In Pakistan, thousands of civilians and security force members died in terrorist violence in 2013. Military campaigns and political outreach have made little headway in reducing the toll. But, Pakistani youth are trying to open a dialogue and end the violence, even in Pakistan's lawless tribal regions.
Teenager Malala Yousufzai became the international face of Pakistan's youth this year. Young and determined, she narrowly escaped death after being shot in the head by the Taliban for her outspoken advocacy of education for girls.
In Pakistan, there are many other young people like her, trying to make a difference by forging peace. Even in the country's violent tribal northwest, where guns are commonplace and tribal feuds a way of life, young people are working to resolve conflicts through dialogue.
University student Mohammad Farooq Afridi is one of those youth leaders. He regularly leaves behind his school in the northwest city Peshawar, and drives out to village tribal communities to talk about alternative ways to resolve disputes.

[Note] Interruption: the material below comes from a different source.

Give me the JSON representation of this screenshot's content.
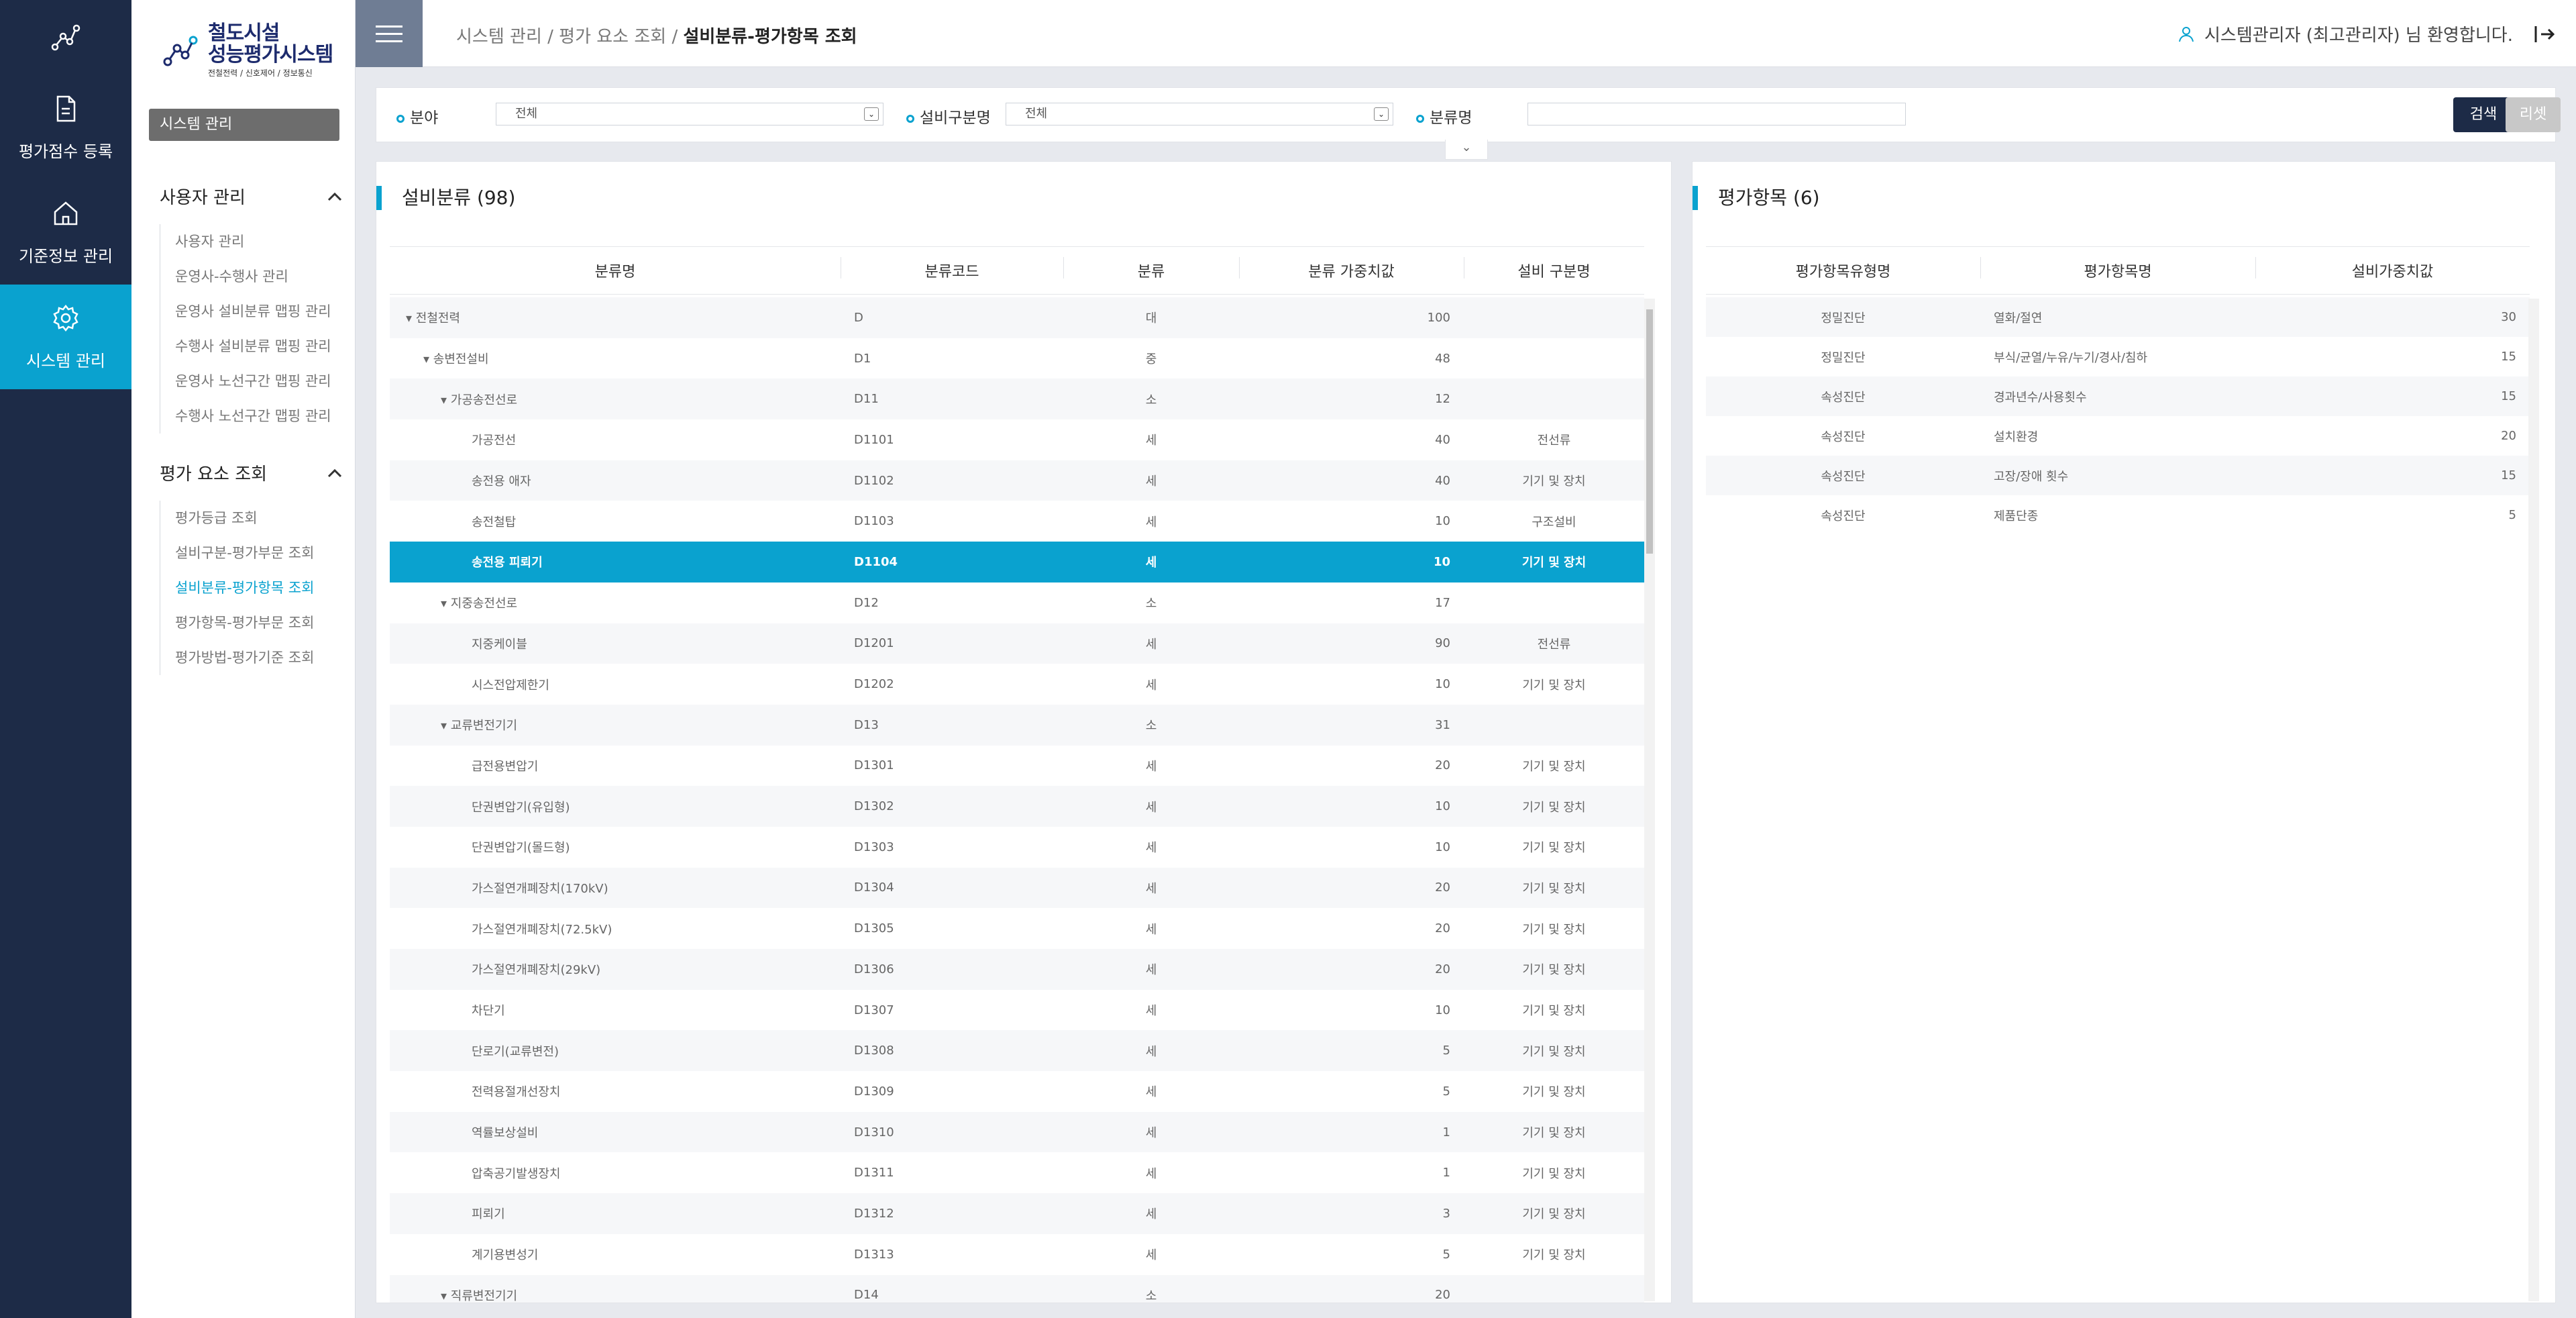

“People have no patience, they don’t listen to the other side," he said. "I am trying to teach them patience and tolerance. People think more about revenge than resolution, even when they know the consequences, and it’s a never-ending cycle of revenge.”
Afridi has created his own organization called Khadim ul Khalq, or Servant of the People, and he receives some funding from international donors to try to help mediate conflicts.
Like Malala, Afridi believes education will bring change.
He says right now, many children do not study because parents say it is not safe to send their children to class. He wants to set up free street-side schools, cricket tournaments, mobile medical units, all staffed by volunteers.
Afridi says he wants to work more on education because the state of education in his area is pathetic for vulnerable children. He says he wants children to have direction so that they avoid unsocial and unhealthy activities, like violence and drugs.
In northwest Pakistan, recruitment by extremist movements is on the rise, fed by social exclusion, weak rule of law, and a battle between the tribal way of life and the state's attempt to exert control, says the U.N. Development Program's Marc Andre Franche.
“One of the aspects that most encouraged me in Pakistan is meeting so many young people that are trying to make a difference, that are trying to change the situation in this country,” he said.
With 56 percent of the country's population under the age of 30, Franche says such youth outreach programs are extremely valuable in bridging gaps in Pakistan
Several non-government groups are training and funding youth peace-makers, bringing them to Islamabad to teach them conflict mediation techniques. Arshad Hamid is one of those students. He says in Hangu, where he is from, violence between Sunni and Shia Muslims is common.
“This sectarian conflict is scaring people, they don’t feel safe going outside, running their businesses, or even just having a social life. They are frightened," he said. "They never know if they are going to go out and die.”
While Hamid's efforts and others are still on a small scale, they are a hopeful sign that Pakistan's next generation is focused on finding new ways to solve old problems.